The weather in Port Lincoln, Australia deteriorated further with winds blowing at 47 kph around noon with even stronger gusts. The humidity is 74% and it is 14 degrees C.
The little ospreys were fed at 7:00:33 and again with the same fish returned at 8:09:50.
Dad delivered a whopper of a fish at 11:20:11 for the third feeding. Just look at the size of that nice fish. Little Bob is staring. It looks like his eyes are going to pop out! I bet he is already calculating where to get in the feeding line. Right now it looks like Big Bob is eating first. That is Middle Bob kinda’ slumped over. He still has a crop from the earlier feeding and he looks like he would rather sleep than eat.
That is an amazing fish. Thanks, Dad.
Nothing has changed in those three seconds. Little Bob is still staring and Big Bob is still eating.

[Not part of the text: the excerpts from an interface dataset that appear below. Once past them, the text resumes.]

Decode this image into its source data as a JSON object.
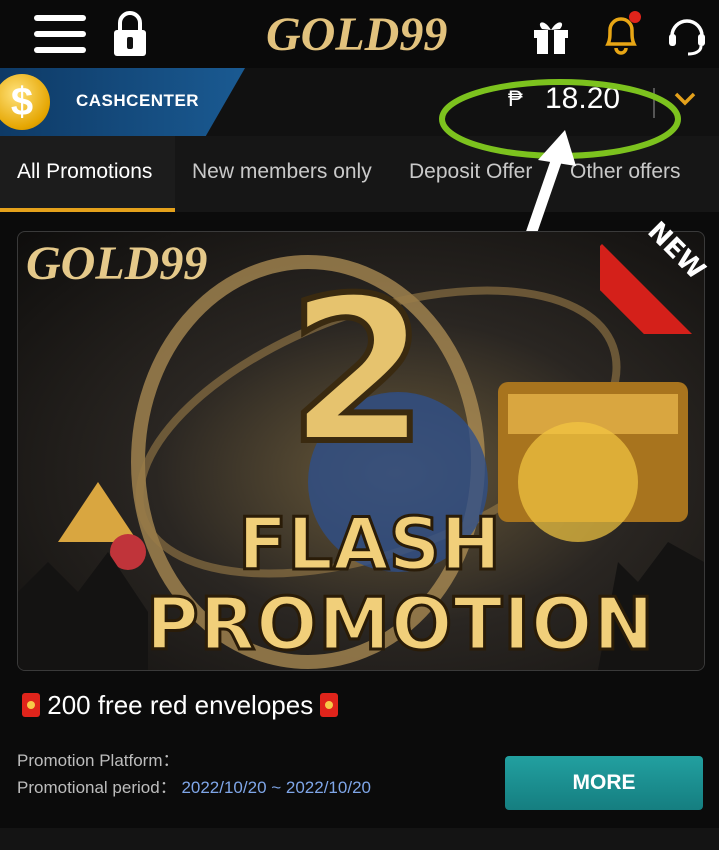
{
  "header": {
    "logo_text": "GOLD99"
  },
  "cash": {
    "label": "CASHCENTER",
    "currency_symbol": "₱",
    "balance": "18.20"
  },
  "tabs": [
    {
      "label": "All Promotions",
      "active": true
    },
    {
      "label": "New members only",
      "active": false
    },
    {
      "label": "Deposit Offer",
      "active": false
    },
    {
      "label": "Other offers",
      "active": false
    }
  ],
  "banner": {
    "logo": "GOLD99",
    "badge": "NEW",
    "number": "2",
    "line1": "FLASH",
    "line2": "PROMOTION"
  },
  "promotion": {
    "title": "200 free red envelopes",
    "platform_label": "Promotion Platform：",
    "period_label": "Promotional period：",
    "period_value": "2022/10/20 ~ 2022/10/20",
    "more_label": "MORE"
  },
  "colors": {
    "accent": "#e4a11b",
    "annotation": "#7cc21e",
    "button": "#1a8f90"
  }
}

Well, you can see from the image below, taken 29 minutes later, that not only did Little Bob figure out where to sit at the table but he has already been fed enough to make a nice sized crop. Middle Bob seems to have woken up and is ready to eat, too. Of all the chicks, Middle Bob seems to be terribly laid back for a raptor.
Thirty-eight minutes later and the only one remaining at the table is – yes, you guessed it – Little Bob. This kid can sure pack away the food. And he doesn’t seem to stop when he is full but keeps on going if there is fish to be eaten.
Speaking of fish. Look! There is hardly any fish left. What a feeding.
It had to be difficult trying to feed the chicks in such wind gusts. Can you believe it? Little Bob is still at the table, still eating.
Little Bob has one of those nice big crops that looks as if it would feel rock solid if you touched it. Of course, Little and Big are still waiting to see if there is any fish left. Middle Bob is out! Meanwhile, Mom has also gotten to eat some good pieces. She needed fish. That huge fish fed the entire family very well.
Little Bob is certainly doing well and can hold its own on this nest as long as Dad keeps getting the food in. He is certainly growing.
Everyone is full. Mom is holding those babies down tight on that nest – as tight as she can. The trouble is trying to get them all under! Look at that tail and those big feet. These osplets are doing well.
Let’s keep their hatch dates in mind. Big Bob on 13 September 22:03, Middle Bob on 14 September 02:30, and Little Bob 16 September 00:51. Little Bob is 51 hours younger than Big Bob. Today, Big Bob is three weeks old.
As you can see the chicks are getting their feathers. The rusty-gold-coppery ones (I often call them peach) are coming in nicely on the head and neck. You can see in the image above, the feathers starting on the wings and the little tails. Those feathers are often called ‘blood feathers’. Feathers need blood to grow. The blood quills will disintegrate once the feathers push through that quill. The flight feathers on the wings and tail will be the last to appear. The chicks are already doing some preening and, indeed, will spend a substantial amount of their time cleaning those feathers. Some researchers say as much as 70% of their time is spent working on their feathers. Right now we are in a rapid growth period where the size of the chicks is continually doubling with the feathers growing and the muscles in the legs and the wings developing. They seem to change their appearnance almost before our eyes. Most times it is hard to differentiate one from another.
The Collins kids are doing well, too. Here is a good look at all four of them from this morning:
This is an image from their last feeding about a half hour ago. No worries here either. Eyes are all open, everyone keeps their head up nice and high for food, and Dad is really cutting down on the number of pigeons in the area.
It is early afternoon for these Australian bird families. It is late on the Canadian prairies. I always sleep better when I know that all of the ‘babies’ have eaten. Take care everyone. Continue all those powerful positive thoughts you have been sending to Port Lincoln during this period of bad weather. It is obviously working!!!! See you soon!
Thank you to the following for their streaming cams where I took my screen shots: the Port Lincoln Osprey Project and 367 Collins Street Falcons by Mirvac.
Thank you Mary Ann for the update on the little (and growing) PLO’s and falcons!
Both Dads are really great providers! I will be looking forward to the next newsletter!
Have a great day! Till then, Linda